Every year, on the 14th day of the Kasada month in the traditional Hindu calendar, the Tenggerese people in Probolinggo, East Java, climb up to the crater of the 2,329m-high Mount Bromo for the Kasada Festival.
At the end of the ardous climb up the active volcano, the villagers stand at the edge of the 16km-wide caldera and throw offerings into the crater.
The offerings, which include fruit, livestock, vegetables, flowers and even money, are in gratitude to the gods for abundance of their livestock and a good harvest.
Standing on the edge of the caldera, with hand-held nets, will be non-Hindus trying to catch some of the offerings.
Some even climb into the caldera to retrieve the sacrificed goods, hoping that they will bring good luck.
The festival is held in honour of Sang Hyang Widhi, the supreme god in Balinese Hinduism; Roro Anteng, daughter of a Majapahit king; and Joko Seger, from the Brahmin caste.
The Tenggerese themselves are said to have descended from the royal families of the ancient Majapahit kingdom.
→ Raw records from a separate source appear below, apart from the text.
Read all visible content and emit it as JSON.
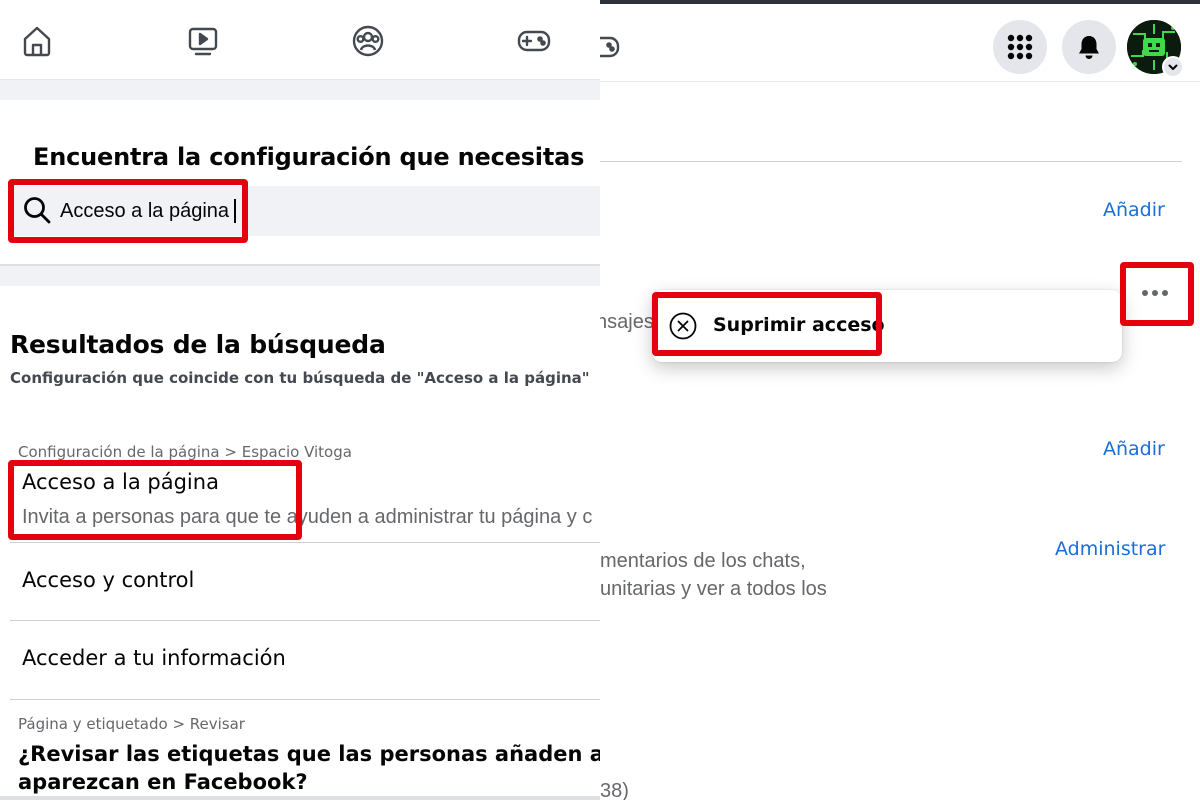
{
  "left": {
    "nav": {
      "icons": [
        "home-icon",
        "watch-icon",
        "groups-icon",
        "gaming-icon"
      ]
    },
    "settings_search": {
      "heading": "Encuentra la configuración que necesitas",
      "input_value": "Acceso a la página"
    },
    "results": {
      "title": "Resultados de la búsqueda",
      "subtitle": "Configuración que coincide con tu búsqueda de \"Acceso a la página\"",
      "items": [
        {
          "breadcrumb": "Configuración de la página > Espacio Vitoga",
          "title": "Acceso a la página",
          "description": "Invita a personas para que te ayuden a administrar tu página y c"
        },
        {
          "title": "Acceso y control"
        },
        {
          "title": "Acceder a tu información"
        },
        {
          "breadcrumb": "Página y etiquetado > Revisar",
          "title_line1": "¿Revisar las etiquetas que las personas añaden a tus pu",
          "title_line2": "aparezcan en Facebook?"
        }
      ]
    }
  },
  "right": {
    "header": {
      "icons": [
        "gaming-icon",
        "apps-grid-icon",
        "notifications-bell-icon",
        "profile-avatar"
      ]
    },
    "links": {
      "add_1": "Añadir",
      "add_2": "Añadir",
      "manage": "Administrar"
    },
    "fragments": {
      "messages": "nsajes",
      "chats_line1": "mentarios de los chats,",
      "chats_line2": "unitarias y ver a todos los",
      "bottom": "38)"
    },
    "context_menu": {
      "item_label": "Suprimir acceso",
      "item_icon": "remove-circle-x-icon"
    },
    "more_button_icon": "more-options-dots-icon"
  },
  "colors": {
    "highlight": "#e3000f",
    "link": "#1a6ed8",
    "gray_band": "#f0f2f5",
    "secondary_text": "#65676b"
  }
}
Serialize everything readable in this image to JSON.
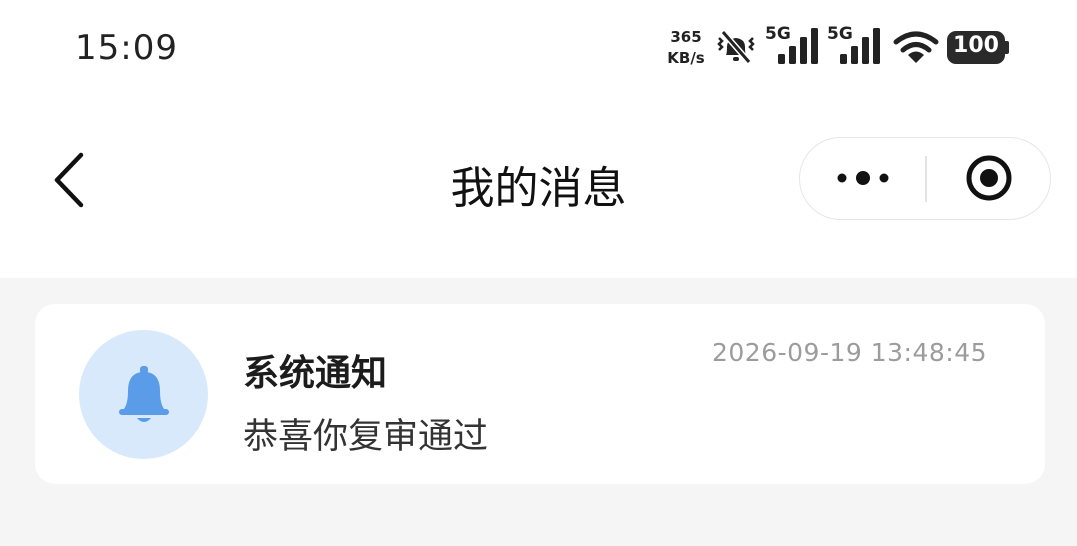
{
  "status_bar": {
    "time": "15:09",
    "net_speed_value": "365",
    "net_speed_unit": "KB/s",
    "sim1_label": "5G",
    "sim2_label": "5G",
    "battery": "100",
    "icons": [
      "mute-vibrate-icon",
      "signal-icon",
      "signal-icon",
      "wifi-icon",
      "battery-icon"
    ]
  },
  "nav": {
    "title": "我的消息",
    "back_icon": "chevron-left-icon",
    "more_icon": "more-dots-icon",
    "close_icon": "record-circle-icon"
  },
  "messages": [
    {
      "icon": "bell-icon",
      "title": "系统通知",
      "body": "恭喜你复审通过",
      "time": "2026-09-19 13:48:45"
    }
  ],
  "colors": {
    "page_background": "#f5f5f5",
    "avatar_background": "#d9e9fc",
    "bell_color": "#5b9ce8",
    "timestamp_color": "#9c9c9c"
  }
}
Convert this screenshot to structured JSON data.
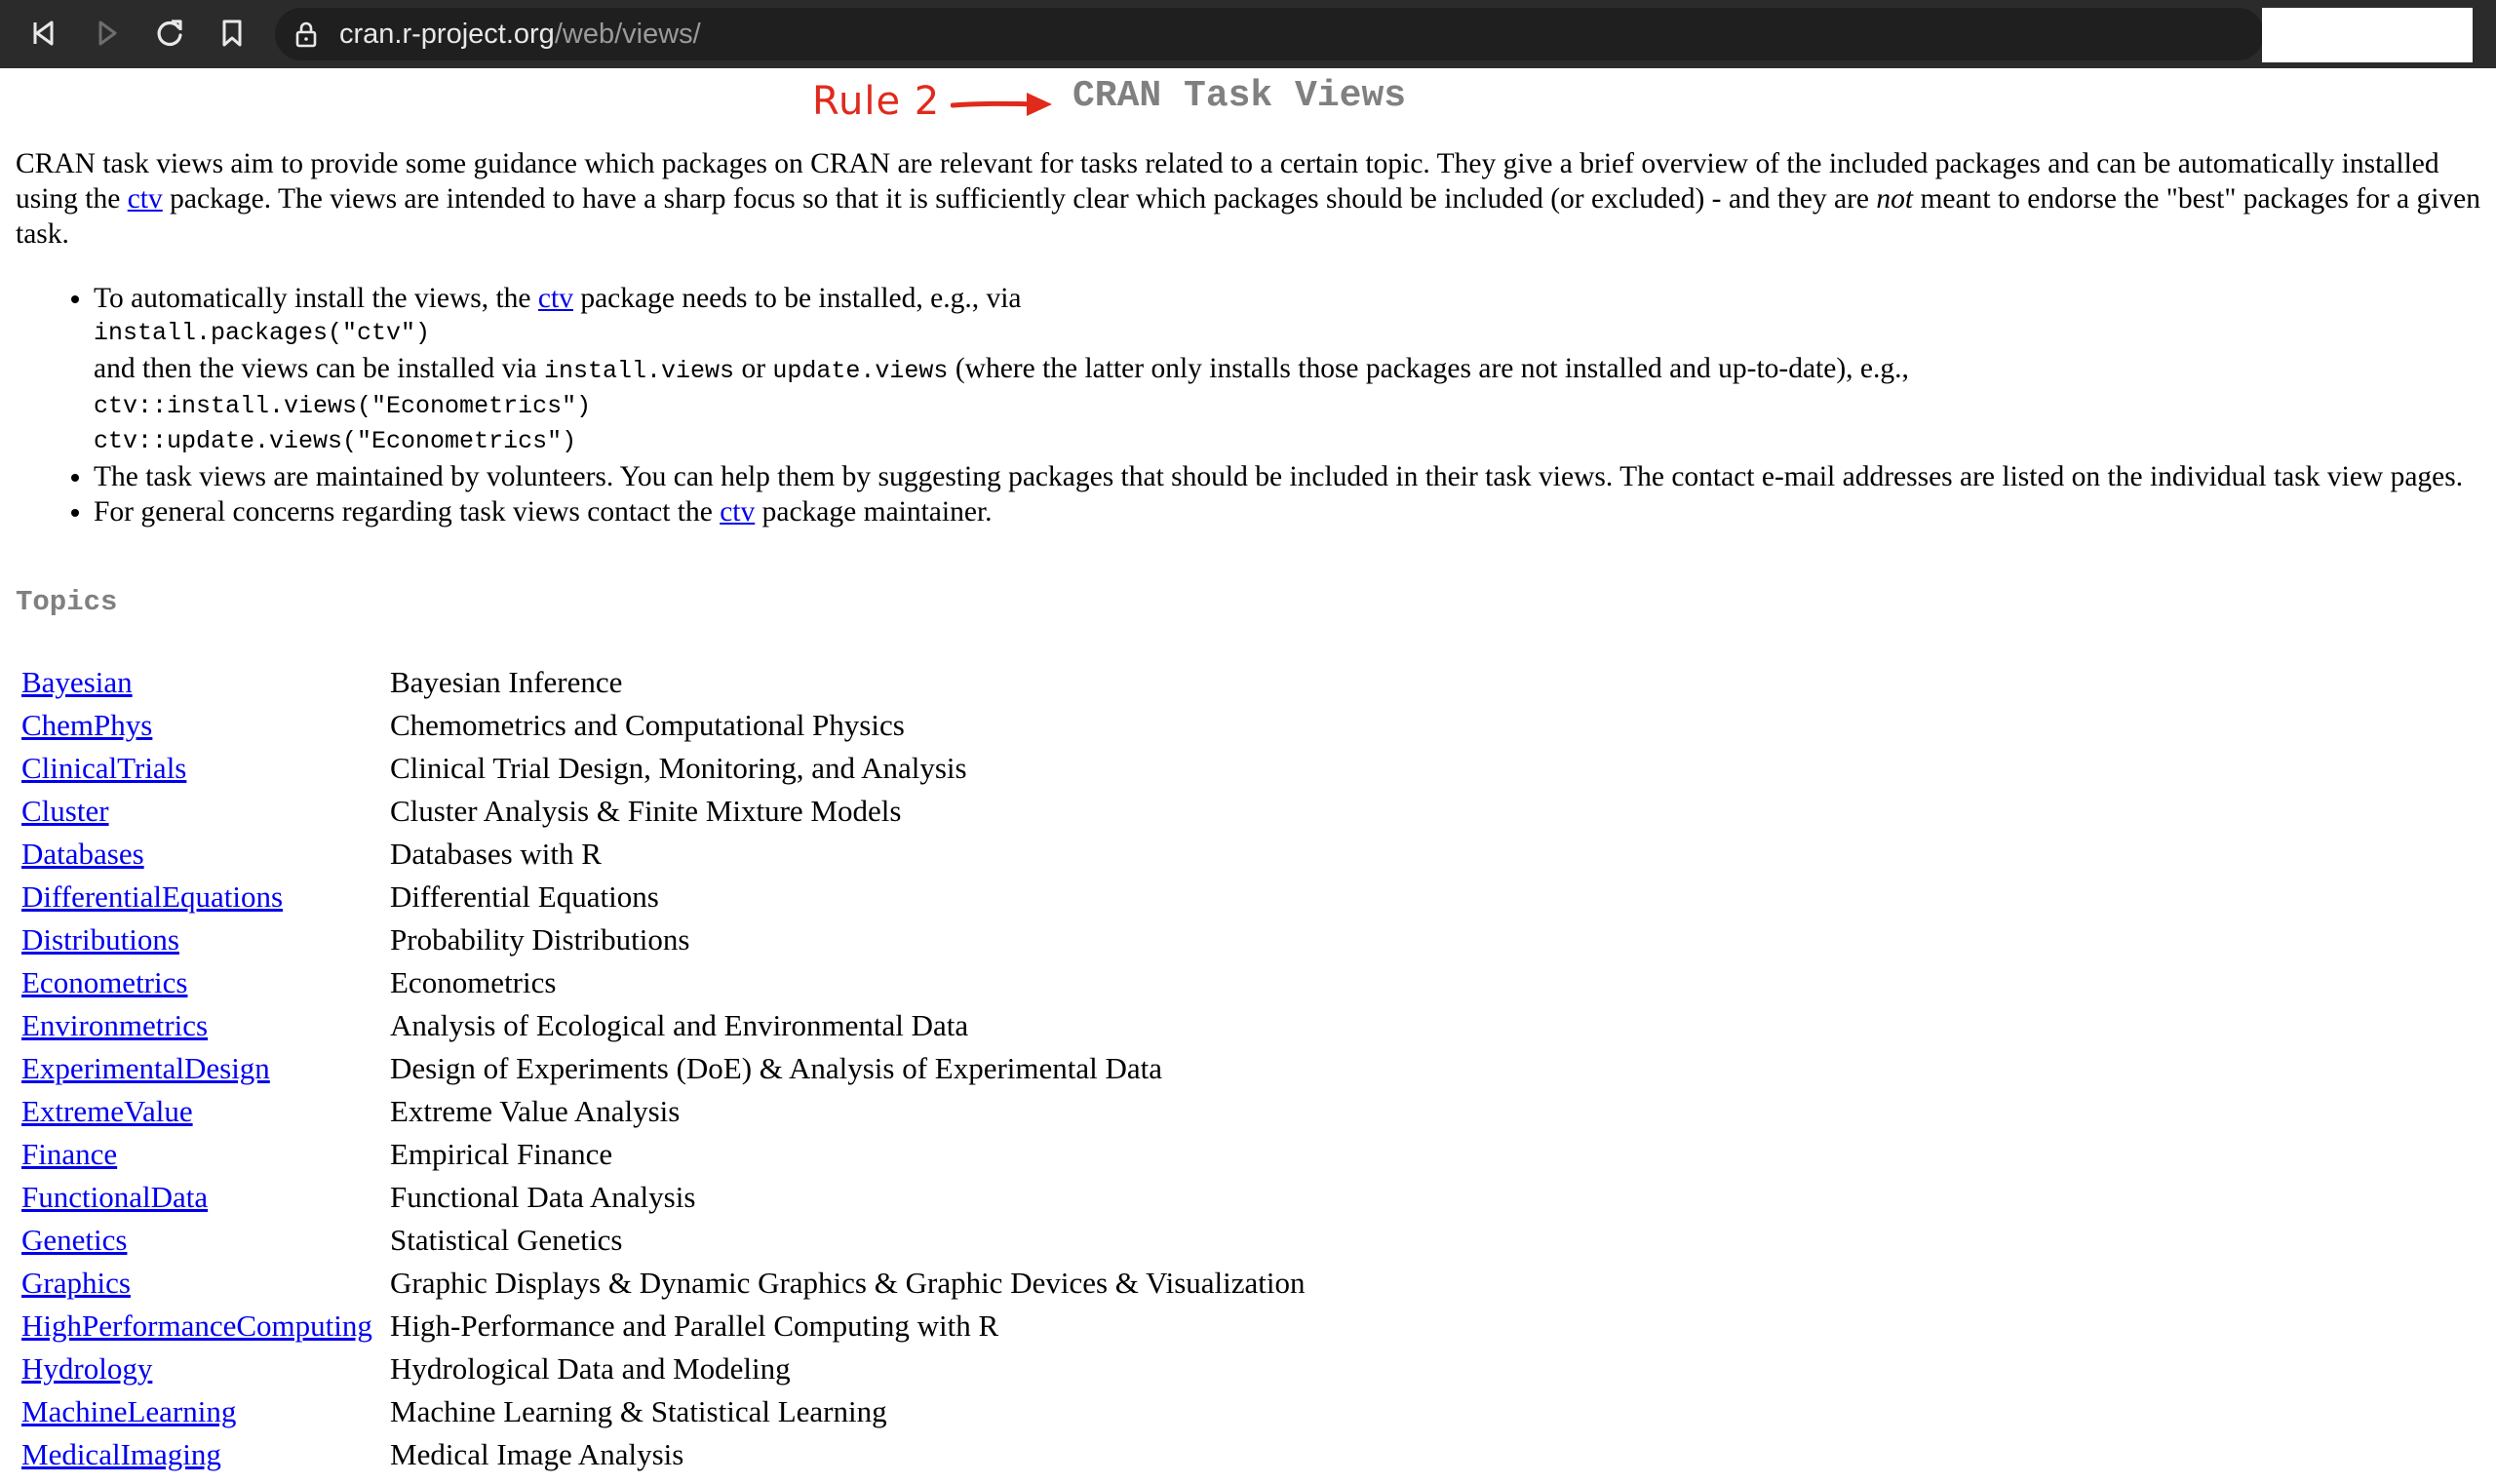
{
  "browser": {
    "url_host": "cran.r-project.org",
    "url_path": "/web/views/"
  },
  "annotation": {
    "text": "Rule 2",
    "color": "#e02a1c"
  },
  "page": {
    "title": "CRAN Task Views",
    "intro": {
      "part1": "CRAN task views aim to provide some guidance which packages on CRAN are relevant for tasks related to a certain topic. They give a brief overview of the included packages and can be automatically installed using the ",
      "link": "ctv",
      "part2": " package. The views are intended to have a sharp focus so that it is sufficiently clear which packages should be included (or excluded) - and they are ",
      "emphasis": "not",
      "part3": " meant to endorse the \"best\" packages for a given task."
    },
    "bullet1": {
      "text1": "To automatically install the views, the ",
      "link": "ctv",
      "text2": " package needs to be installed, e.g., via",
      "code1": "install.packages(\"ctv\")",
      "text3": "and then the views can be installed via ",
      "code_install": "install.views",
      "text4": " or ",
      "code_update": "update.views",
      "text5": " (where the latter only installs those packages are not installed and up-to-date), e.g.,",
      "code2": "ctv::install.views(\"Econometrics\")",
      "code3": "ctv::update.views(\"Econometrics\")"
    },
    "bullet2": {
      "text": "The task views are maintained by volunteers. You can help them by suggesting packages that should be included in their task views. The contact e-mail addresses are listed on the individual task view pages."
    },
    "bullet3": {
      "text1": "For general concerns regarding task views contact the ",
      "link": "ctv",
      "text2": " package maintainer."
    },
    "topics_heading": "Topics",
    "topics": [
      {
        "name": "Bayesian",
        "description": "Bayesian Inference"
      },
      {
        "name": "ChemPhys",
        "description": "Chemometrics and Computational Physics"
      },
      {
        "name": "ClinicalTrials",
        "description": "Clinical Trial Design, Monitoring, and Analysis"
      },
      {
        "name": "Cluster",
        "description": "Cluster Analysis & Finite Mixture Models"
      },
      {
        "name": "Databases",
        "description": "Databases with R"
      },
      {
        "name": "DifferentialEquations",
        "description": "Differential Equations"
      },
      {
        "name": "Distributions",
        "description": "Probability Distributions"
      },
      {
        "name": "Econometrics",
        "description": "Econometrics"
      },
      {
        "name": "Environmetrics",
        "description": "Analysis of Ecological and Environmental Data"
      },
      {
        "name": "ExperimentalDesign",
        "description": "Design of Experiments (DoE) & Analysis of Experimental Data"
      },
      {
        "name": "ExtremeValue",
        "description": "Extreme Value Analysis"
      },
      {
        "name": "Finance",
        "description": "Empirical Finance"
      },
      {
        "name": "FunctionalData",
        "description": "Functional Data Analysis"
      },
      {
        "name": "Genetics",
        "description": "Statistical Genetics"
      },
      {
        "name": "Graphics",
        "description": "Graphic Displays & Dynamic Graphics & Graphic Devices & Visualization"
      },
      {
        "name": "HighPerformanceComputing",
        "description": "High-Performance and Parallel Computing with R"
      },
      {
        "name": "Hydrology",
        "description": "Hydrological Data and Modeling"
      },
      {
        "name": "MachineLearning",
        "description": "Machine Learning & Statistical Learning"
      },
      {
        "name": "MedicalImaging",
        "description": "Medical Image Analysis"
      }
    ]
  }
}
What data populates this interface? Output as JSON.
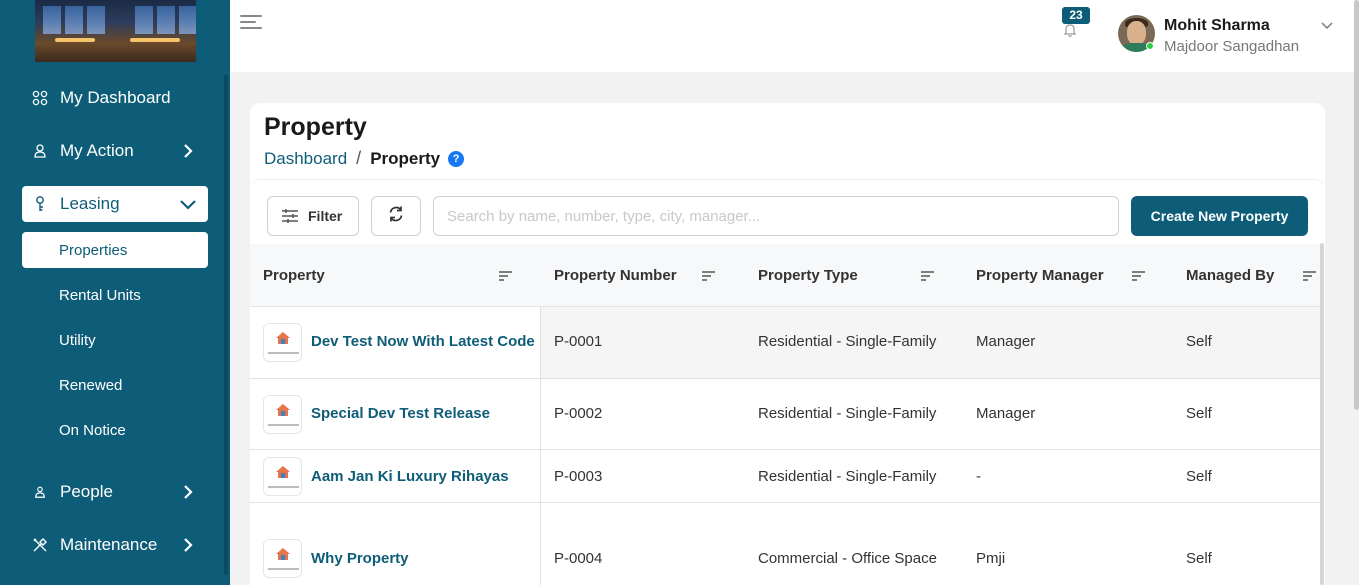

Mount Bromo last erupted in early 2011, sending up plumes of volcanic ash that forced some regional airlines, including Singapore Airlines and SilkAir, to cancel flights.